The Junkers Ju-88 combat aircraft that was a mainstay in Nazi Germany’s air force, Luftwaffe, miraculously found their way to other continents, and one perfectly intact version of the aircraft landed in the United States.
The fighter’s path across the Atlantic was interestingly aided by a Romanian defector, Nicolae Teodoru, who served as a Sergeant in the Romanian Air Force at a time when the country was an ally of Nazi Germany during World War II.
Romania had acquired a host of combat aircraft along with other weaponry from Germany, with the fighters playing a huge part in Germany’s plan to build the air force of their Axis partner to fight against the Soviet Union on the Eastern Front.

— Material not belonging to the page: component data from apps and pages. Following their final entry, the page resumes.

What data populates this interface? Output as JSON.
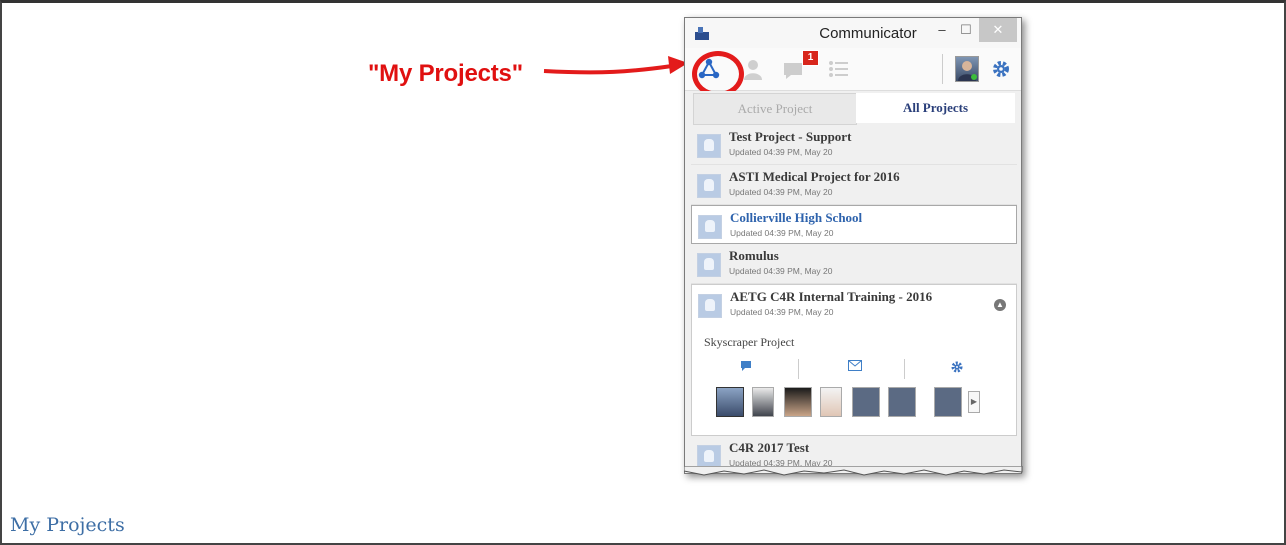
{
  "callout": {
    "label": "\"My Projects\"",
    "color": "#e01010"
  },
  "caption": "My Projects",
  "window": {
    "title": "Communicator",
    "controls": {
      "minimize": "–",
      "maximize": "☐",
      "close": "✕"
    },
    "toolbar": {
      "badge_count": "1"
    },
    "tabs": [
      {
        "label": "Active Project"
      },
      {
        "label": "All Projects"
      }
    ],
    "projects": [
      {
        "name": "Test Project - Support",
        "updated": "Updated 04:39 PM, May 20"
      },
      {
        "name": "ASTI Medical Project for 2016",
        "updated": "Updated 04:39 PM, May 20"
      },
      {
        "name": "Collierville High School",
        "updated": "Updated 04:39 PM, May 20"
      },
      {
        "name": "Romulus",
        "updated": "Updated 04:39 PM, May 20"
      },
      {
        "name": "AETG C4R Internal Training - 2016",
        "updated": "Updated 04:39 PM, May 20",
        "sub": "Skyscraper Project"
      },
      {
        "name": "C4R 2017 Test",
        "updated": "Updated 04:39 PM, May 20"
      }
    ],
    "colors": {
      "accent": "#2e63ad",
      "tab_text": "#2a3f7a",
      "badge": "#d8261c"
    }
  }
}
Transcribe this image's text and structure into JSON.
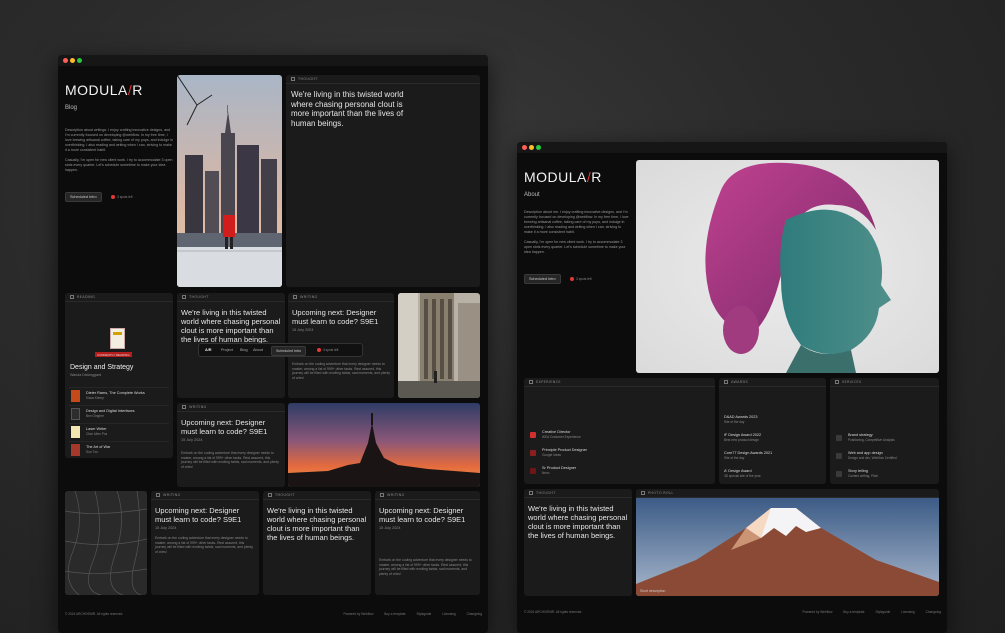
{
  "colors": {
    "accent": "#e53935",
    "window_bg": "#0c0c0c",
    "card_bg": "#1b1b1b"
  },
  "left_window": {
    "logo_main": "MODULA",
    "logo_slash": "/",
    "logo_end": "R",
    "subtitle": "Blog",
    "desc_p1": "Description about writings. I enjoy crafting innovative designs, and I'm currently focused on developing @webflow. In my free time, I love brewing artisanal coffee, taking care of my pups, and indulge in overthinking. I also reading and writing when I can, striving to make it a more consistent habit.",
    "desc_p2": "Casually, I'm open for new client work. I try to accommodate 3 open slots every quarter. Let's schedule sometime to make your idea happen.",
    "schedule_label": "Scheduled Intro",
    "spots_label": "3 spots left",
    "thought_head": "Thought",
    "quote": "We're living in this twisted world where chasing personal clout is more important than the lives of human beings.",
    "reading_head": "Reading",
    "book_title": "Design and Strategy",
    "book_author": "Wanda Dickinggard",
    "book_badge": "CURRENTLY READING",
    "books": [
      {
        "title": "Dieter Rams, The Complete Works",
        "author": "Klaus Klemp"
      },
      {
        "title": "Design and Digital Interfaces",
        "author": "Ben Gingher"
      },
      {
        "title": "Laser Writer",
        "author": "Clive Allen Pos"
      },
      {
        "title": "The Art of War",
        "author": "Sun Tzu"
      }
    ],
    "writing_head": "Writing",
    "writing_title": "Upcoming next: Designer must learn to code? S9E1",
    "writing_date": "15 July 2024",
    "writing_body": "Embark on the coding adventure that every designer needs to master, among a list of 999+ other tasks. Rest assured, this journey will be filled with exciting twists, sad moments, and plenty of cries!",
    "nav": {
      "logo": "A/R",
      "project": "Project",
      "blog": "Blog",
      "about": "About",
      "schedule": "Scheduled Intro",
      "spots": "3 spots left"
    },
    "footer_copy": "© 2024 ARCHIVEMR. All rights reserved.",
    "footer_links": [
      "Powered by Webflow",
      "Buy a template",
      "Styleguide",
      "Licensing",
      "Changelog"
    ]
  },
  "right_window": {
    "subtitle": "About",
    "desc_p1": "Description about me. I enjoy crafting innovative designs, and I'm currently focused on developing @webflow. In my free time, I love brewing artisanal coffee, taking care of my pups, and indulge in overthinking. I also reading and writing when I can, striving to make it a more consistent habit.",
    "desc_p2": "Casually, I'm open for new client work. I try to accommodate 3 open slots every quarter. Let's schedule sometime to make your idea happen.",
    "experience_head": "Experience",
    "experience": [
      {
        "title": "Creative Director",
        "sub": "IKEA Customer Experience"
      },
      {
        "title": "Principle Product Designer",
        "sub": "Google Ideas"
      },
      {
        "title": "Sr Product Designer",
        "sub": "Nexo"
      }
    ],
    "awards_head": "Awards",
    "awards": [
      {
        "title": "D&AD Awards 2023",
        "sub": "Site of the day"
      },
      {
        "title": "iF Design Award 2022",
        "sub": "Best new product design"
      },
      {
        "title": "Core77 Design Awards 2021",
        "sub": "Site of the day"
      },
      {
        "title": "A' Design Award",
        "sub": "3D special site of the year"
      }
    ],
    "services_head": "Services",
    "services": [
      {
        "title": "Brand strategy",
        "sub": "Positioning, Competitive Analysis"
      },
      {
        "title": "Web and app design",
        "sub": "Design and dev, Webflow Certified"
      },
      {
        "title": "Story telling",
        "sub": "Content writing, Pitch"
      }
    ],
    "thought_head": "Thought",
    "photo_head": "Photo Roll",
    "photo_caption": "Short description"
  }
}
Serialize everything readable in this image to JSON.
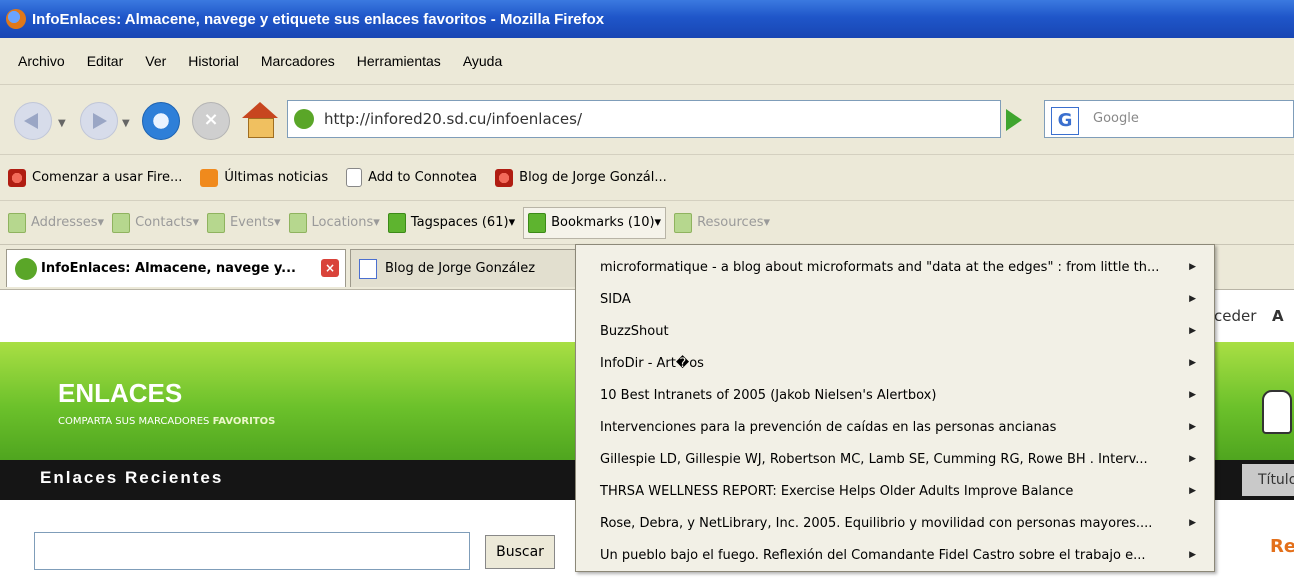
{
  "window": {
    "title": "InfoEnlaces: Almacene, navege y etiquete sus enlaces favoritos - Mozilla Firefox"
  },
  "menubar": [
    "Archivo",
    "Editar",
    "Ver",
    "Historial",
    "Marcadores",
    "Herramientas",
    "Ayuda"
  ],
  "navbar": {
    "url": "http://infored20.sd.cu/infoenlaces/",
    "search_placeholder": "Google"
  },
  "bookmarks": [
    "Comenzar a usar Fire...",
    "Últimas noticias",
    "Add to Connotea",
    "Blog de Jorge Gonzál..."
  ],
  "operator": [
    {
      "label": "Addresses",
      "active": false
    },
    {
      "label": "Contacts",
      "active": false
    },
    {
      "label": "Events",
      "active": false
    },
    {
      "label": "Locations",
      "active": false
    },
    {
      "label": "Tagspaces (61)",
      "active": true
    },
    {
      "label": "Bookmarks (10)",
      "active": true
    },
    {
      "label": "Resources",
      "active": false
    }
  ],
  "tabs": [
    {
      "label": "InfoEnlaces: Almacene, navege y..."
    },
    {
      "label": "Blog de Jorge González"
    }
  ],
  "bookmarks_menu": [
    "microformatique - a blog about microformats and \"data at the edges\" : from little th...",
    "SIDA",
    "BuzzShout",
    "InfoDir - Art�os",
    "10 Best Intranets of 2005 (Jakob Nielsen's Alertbox)",
    "Intervenciones para la prevención de caídas en las personas ancianas",
    "Gillespie LD, Gillespie WJ, Robertson MC, Lamb SE, Cumming RG, Rowe BH . Interv...",
    "THRSA WELLNESS REPORT: Exercise Helps Older Adults Improve Balance",
    "Rose, Debra, y NetLibrary, Inc. 2005. Equilibrio y movilidad con personas mayores....",
    "Un pueblo bajo el fuego. Reflexión del Comandante Fidel Castro sobre el trabajo e..."
  ],
  "page": {
    "partial_link_1": "ceder",
    "partial_link_2": "A",
    "logo_title": "ENLACES",
    "logo_sub_1": "COMPARTA SUS MARCADORES ",
    "logo_sub_2": "FAVORITOS",
    "section_title": "Enlaces Recientes",
    "title_tab": "Título",
    "search_button": "Buscar",
    "right_partial": "Re"
  },
  "colors": {
    "brand_green": "#6cc12b",
    "dark_bar": "#151515",
    "accent_orange": "#e3701b"
  }
}
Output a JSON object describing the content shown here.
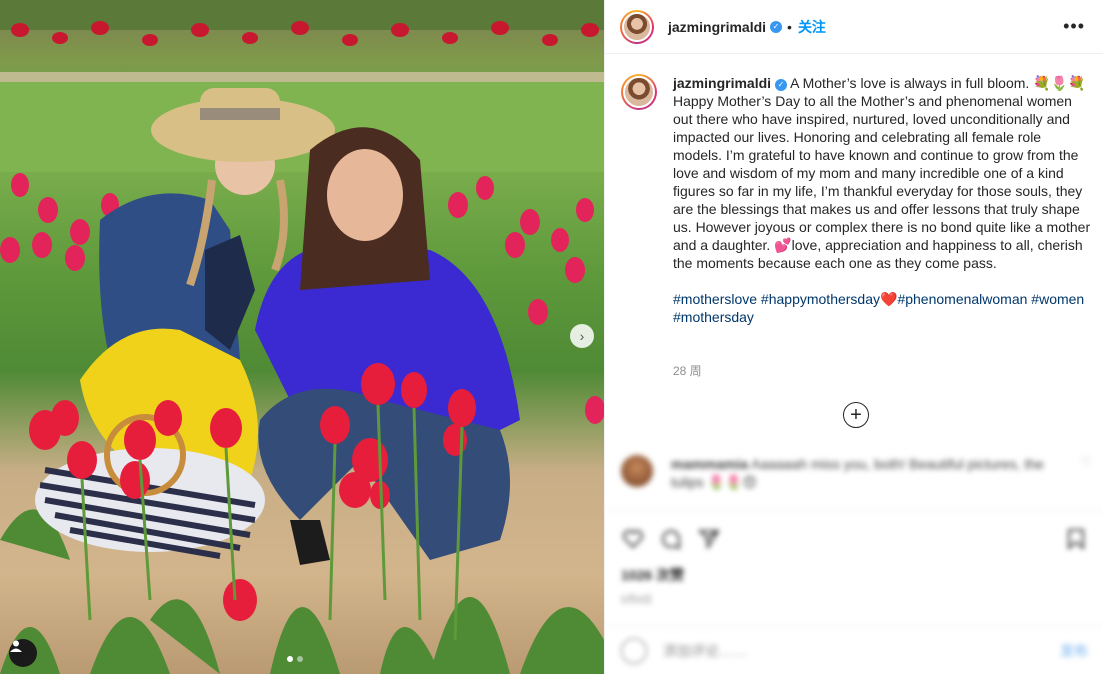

Around 50 Ju-88s, including a dozen Ju 88D-1s, were acquired by Romania in the first half of 1943, with the crews trained by Luftwaffe instructors in Ukraine. Following the procurement, the fighters were assigned to the country’s 2nd Reconnaissance Squadron, the unit to which Teodoru was assigned.
While Teodoru flew a total of 11 missions over the Eastern Front, he was less than happy with the regime and planned an escape. Thomas Newdick wrote in a piece for The Drive.
“He was, however, less than happy with military service and hatched a plan to defect to the Allies. In the words of Romanian aviation historian Danut Vlad, Teodoru was ‘unable to accept military discipline’,” Newdick said in his article.
“Teodoru planned an escape in one of the Ju-88s, which would involve him crossing the Sea of Azov via Novorossiysk, on Russia’s Black Sea coast, to Aleppo in Syria. There, he would refuel before taking off for the final leg of his mission, to Beirut in Lebanon, which was then a major Allied base for its naval operations in the Mediterranean.”
From there, the Romanian Sergeant made his way to Cyprus, which was at the time home to an important Allied airbase, where his aircraft was intercepted by four British Royal Air Force Hawker Hurricane IIB fighters.
However, Teodoru made it clear that he only attempted to land and was not on a combat mission, after which the pilots escorted him safely on land, where he handed the Ju-88 aircraft over to the RAF hosts by declaring that it was a “gift from the Führer”.
Following the acquisition by the British forces, the aircraft served to be a useful piece of machinery which would later be utilized by them for extensive evaluation before being transferred to the United States, with the travel being far from straight forward.
“The Junkers required considerable modifications for its multi-leg flight to the United States, including additional external fuel tanks that were obtained from a crashed USAAF P-38 Lightning fighter, rigged up to the fuel system using pumps “borrowed” from a B-24 Liberator bomber. Meanwhile, instead of German fuel, oil, and coolant, the team used U.S.-specification equivalents,” Newdick wrote.
“The aircraft’s machine guns and cameras were removed and an ARN-7 direction-finder added to help with long-range navigation over the route.”
While the Ju 88 had originally been designed to be bombers, the aircraft slowly showed their immense ability to become adaptable to a host of other missions as well, with the aircraft over the years becoming at the heart of Luftwaffe’s fleet of combat aircraft.
The twin-engine combat aircraft was utilized in every conceivable role there was, with the plane fulfilling the role of a bomber, heavy fighter, reconnaissance aircraft, night-fighter, anti-tank aircraft, anti-shipping aircraft, and unpiloted missile.
Between 1939 and 1945, around 15,000 Ju 88s were developed in different factories, and as many as 60 different variants and sub-variants.